Karaletsos, T., Stegle, O., Dreyer, C., Winn, J., & Borgwardt, K. (2012). ShapePheno: unsupervised extraction of shape phenotypes from biological image collections. Bioinformatics, 28(7), 1001-1008. doi:10.1093/bioinformatics/bts081.


Cite as: http://hdl.handle.net/11858/00-001M-0000-000E-FDE7-C
Abstract
{MOTIVATION: Accurate large-scale phenotyping has recently gained considerable importance in biology. For example, in genome-wide association studies technological advances have rendered genotyping cheap, leaving phenotype acquisition as the major bottleneck. Automatic image analysis is one major strategy to phenotype individuals in large numbers.
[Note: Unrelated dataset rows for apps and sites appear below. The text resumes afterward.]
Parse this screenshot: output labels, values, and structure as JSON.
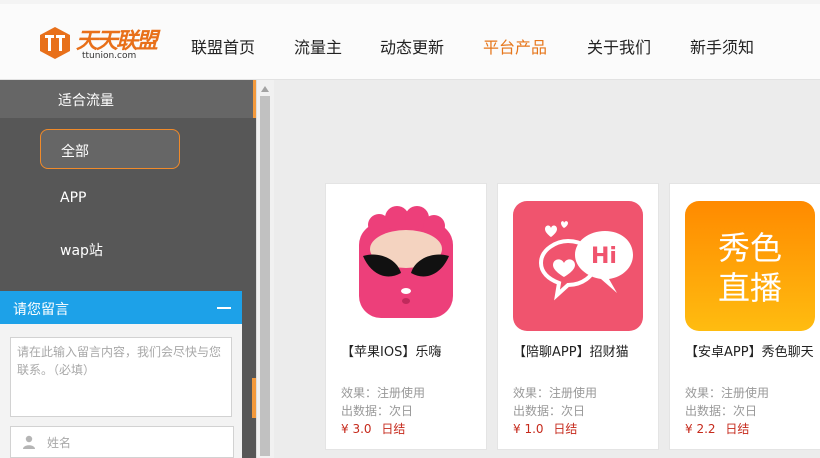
{
  "logo": {
    "name": "天天联盟",
    "domain": "ttunion.com"
  },
  "nav": [
    "联盟首页",
    "流量主",
    "动态更新",
    "平台产品",
    "关于我们",
    "新手须知"
  ],
  "nav_active": "平台产品",
  "sidebar": {
    "title": "适合流量",
    "items": [
      "全部",
      "APP",
      "wap站"
    ]
  },
  "message": {
    "title": "请您留言",
    "placeholder": "请在此输入留言内容，我们会尽快与您联系。（必填）",
    "name_placeholder": "姓名"
  },
  "products": [
    {
      "title": "【苹果IOS】乐嗨",
      "effect": "效果：注册使用",
      "data_time": "出数据：次日",
      "price": "¥ 3.0",
      "settle": "日结"
    },
    {
      "title": "【陪聊APP】招财猫",
      "effect": "效果：注册使用",
      "data_time": "出数据：次日",
      "price": "¥ 1.0",
      "settle": "日结"
    },
    {
      "title": "【安卓APP】秀色聊天",
      "effect": "效果：注册使用",
      "data_time": "出数据：次日",
      "price": "¥ 2.2",
      "settle": "日结",
      "icon_text": [
        "秀色",
        "直播"
      ]
    }
  ],
  "colors": {
    "accent": "#e6761b",
    "sidebar": "#575757",
    "message_header": "#1da1e8",
    "price": "#c62a1c"
  }
}
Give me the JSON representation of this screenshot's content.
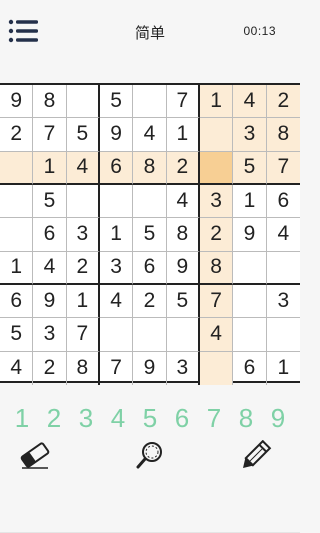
{
  "header": {
    "title": "简单",
    "timer": "00:13",
    "menu_icon": "menu-icon"
  },
  "board": {
    "rows": [
      [
        "9",
        "8",
        "",
        "5",
        "",
        "7",
        "1",
        "4",
        "2"
      ],
      [
        "2",
        "7",
        "5",
        "9",
        "4",
        "1",
        "",
        "3",
        "8"
      ],
      [
        "",
        "1",
        "4",
        "6",
        "8",
        "2",
        "",
        "5",
        "7"
      ],
      [
        "",
        "5",
        "",
        "",
        "",
        "4",
        "3",
        "1",
        "6"
      ],
      [
        "",
        "6",
        "3",
        "1",
        "5",
        "8",
        "2",
        "9",
        "4"
      ],
      [
        "1",
        "4",
        "2",
        "3",
        "6",
        "9",
        "8",
        "",
        ""
      ],
      [
        "6",
        "9",
        "1",
        "4",
        "2",
        "5",
        "7",
        "",
        "3"
      ],
      [
        "5",
        "3",
        "7",
        "",
        "",
        "",
        "4",
        "",
        ""
      ],
      [
        "4",
        "2",
        "8",
        "7",
        "9",
        "3",
        "",
        "6",
        "1"
      ]
    ],
    "selected_cell": {
      "row": 3,
      "col": 7
    },
    "highlight_color": "#fcecd6",
    "selected_color": "#f7cf94"
  },
  "numpad": {
    "keys": [
      "1",
      "2",
      "3",
      "4",
      "5",
      "6",
      "7",
      "8",
      "9"
    ],
    "color": "#7fd1a6"
  },
  "tools": {
    "eraser_icon": "eraser-icon",
    "hint_icon": "magnifier-icon",
    "pencil_icon": "pencil-icon"
  }
}
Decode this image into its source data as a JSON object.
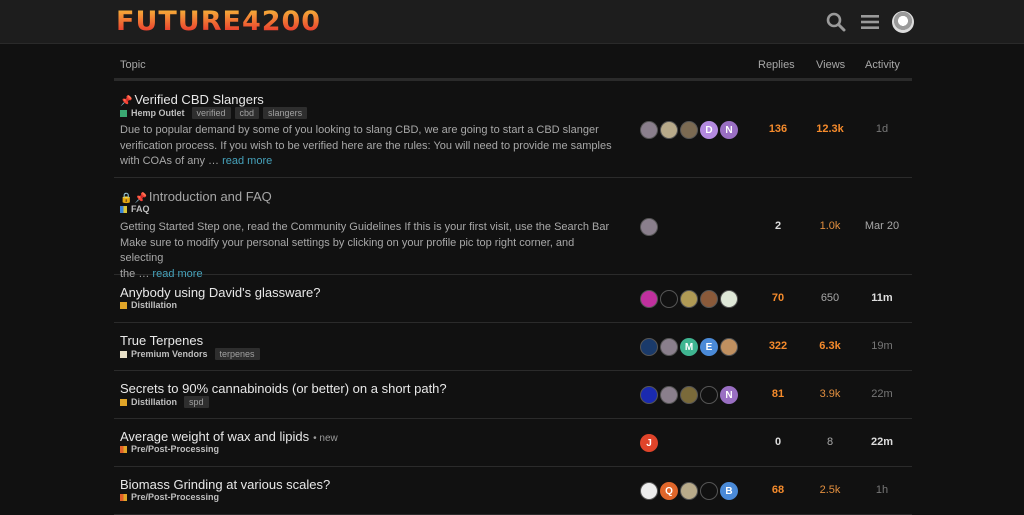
{
  "header": {
    "logo": "FUTURE4200",
    "icons": [
      "search-icon",
      "menu-icon",
      "user-avatar"
    ]
  },
  "columns": {
    "topic": "Topic",
    "replies": "Replies",
    "views": "Views",
    "activity": "Activity"
  },
  "topics": [
    {
      "title": "Verified CBD Slangers",
      "pinned": true,
      "locked": false,
      "category": "Hemp Outlet",
      "category_color": [
        "#3aa872",
        "#3aa872"
      ],
      "tags": [
        "verified",
        "cbd",
        "slangers"
      ],
      "excerpt_lines": [
        "Due to popular demand by some of you looking to slang CBD, we are going to start a CBD slanger",
        "verification process. If you wish to be verified here are the rules: You will need to provide me samples",
        "with COAs of any …"
      ],
      "read_more": "read more",
      "posters": [
        {
          "letter": "",
          "color": "#8a7f8c"
        },
        {
          "letter": "",
          "color": "#b8aa8a"
        },
        {
          "letter": "",
          "color": "#7b6a52"
        },
        {
          "letter": "D",
          "color": "#b48ae0"
        },
        {
          "letter": "N",
          "color": "#9a6fc3"
        }
      ],
      "replies": "136",
      "views": "12.3k",
      "activity": "1d"
    },
    {
      "title": "Introduction and FAQ",
      "pinned": true,
      "locked": true,
      "category": "FAQ",
      "category_color": [
        "#3b85d8",
        "#d8c63b"
      ],
      "tags": [],
      "excerpt_lines": [
        "Getting Started Step one, read the Community Guidelines If this is your first visit, use the Search Bar",
        "Make sure to modify your personal settings by clicking on your profile pic top right corner, and selecting",
        "the …"
      ],
      "read_more": "read more",
      "posters": [
        {
          "letter": "",
          "color": "#8a7f8c"
        }
      ],
      "replies": "2",
      "views": "1.0k",
      "activity": "Mar 20"
    },
    {
      "title": "Anybody using David's glassware?",
      "pinned": false,
      "locked": false,
      "category": "Distillation",
      "category_color": [
        "#e0a528",
        "#e0a528"
      ],
      "tags": [],
      "posters": [
        {
          "letter": "",
          "color": "#c0309e"
        },
        {
          "letter": "",
          "color": "#111111"
        },
        {
          "letter": "",
          "color": "#b09a55"
        },
        {
          "letter": "",
          "color": "#8a5a3a"
        },
        {
          "letter": "",
          "color": "#dfe8d8"
        }
      ],
      "replies": "70",
      "views": "650",
      "activity": "11m"
    },
    {
      "title": "True Terpenes",
      "pinned": false,
      "locked": false,
      "category": "Premium Vendors",
      "category_color": [
        "#e8e0c8",
        "#e8e0c8"
      ],
      "tags": [
        "terpenes"
      ],
      "posters": [
        {
          "letter": "",
          "color": "#1a3a6a"
        },
        {
          "letter": "",
          "color": "#8a7f8c"
        },
        {
          "letter": "M",
          "color": "#3fb591"
        },
        {
          "letter": "E",
          "color": "#4a8ad8"
        },
        {
          "letter": "",
          "color": "#c09060"
        }
      ],
      "replies": "322",
      "views": "6.3k",
      "activity": "19m"
    },
    {
      "title": "Secrets to 90% cannabinoids (or better) on a short path?",
      "pinned": false,
      "locked": false,
      "category": "Distillation",
      "category_color": [
        "#e0a528",
        "#e0a528"
      ],
      "tags": [
        "spd"
      ],
      "posters": [
        {
          "letter": "",
          "color": "#1a2ab0"
        },
        {
          "letter": "",
          "color": "#8a7f8c"
        },
        {
          "letter": "",
          "color": "#7a6a3a"
        },
        {
          "letter": "",
          "color": "#111111"
        },
        {
          "letter": "N",
          "color": "#9a6fc3"
        }
      ],
      "replies": "81",
      "views": "3.9k",
      "activity": "22m"
    },
    {
      "title": "Average weight of wax and lipids",
      "pinned": false,
      "locked": false,
      "is_new": true,
      "new_label": "new",
      "category": "Pre/Post-Processing",
      "category_color": [
        "#e0602a",
        "#e0a528"
      ],
      "tags": [],
      "posters": [
        {
          "letter": "J",
          "color": "#e0442a"
        }
      ],
      "replies": "0",
      "views": "8",
      "activity": "22m"
    },
    {
      "title": "Biomass Grinding at various scales?",
      "pinned": false,
      "locked": false,
      "category": "Pre/Post-Processing",
      "category_color": [
        "#e0602a",
        "#e0a528"
      ],
      "tags": [],
      "posters": [
        {
          "letter": "",
          "color": "#ededed"
        },
        {
          "letter": "Q",
          "color": "#e0662a"
        },
        {
          "letter": "",
          "color": "#b8aa8a"
        },
        {
          "letter": "",
          "color": "#111111"
        },
        {
          "letter": "B",
          "color": "#4a8ad8"
        }
      ],
      "replies": "68",
      "views": "2.5k",
      "activity": "1h"
    }
  ]
}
Current approaches for visual phenotyping focus predominantly on summarizing statistics and geometric measures, such as height and width of an individual, or color histograms and patterns. However, more subtle, but biologically informative phenotypes, such as the local deformation of the shape of an individual with respect to the population mean cannot be automatically extracted and quantified by current techniques. RESULTS: We propose a probabilistic machine learning model that allows for the extraction of deformation phenotypes from biological images, making them available as quantitative traits for downstream analysis. Our approach jointly models a collection of images using a learned common template that is mapped onto each image through a deformable smooth transformation. In a case study, we analyze the shape deformations of 388 guppy fish (Poecilia reticulata). We find that the flexible shape phenotypes our model extracts are complementary to basic geometric measures. Moreover, these quantitative traits assort the observations into distinct groups and can be mapped to polymorphic genetic loci of the sample set.}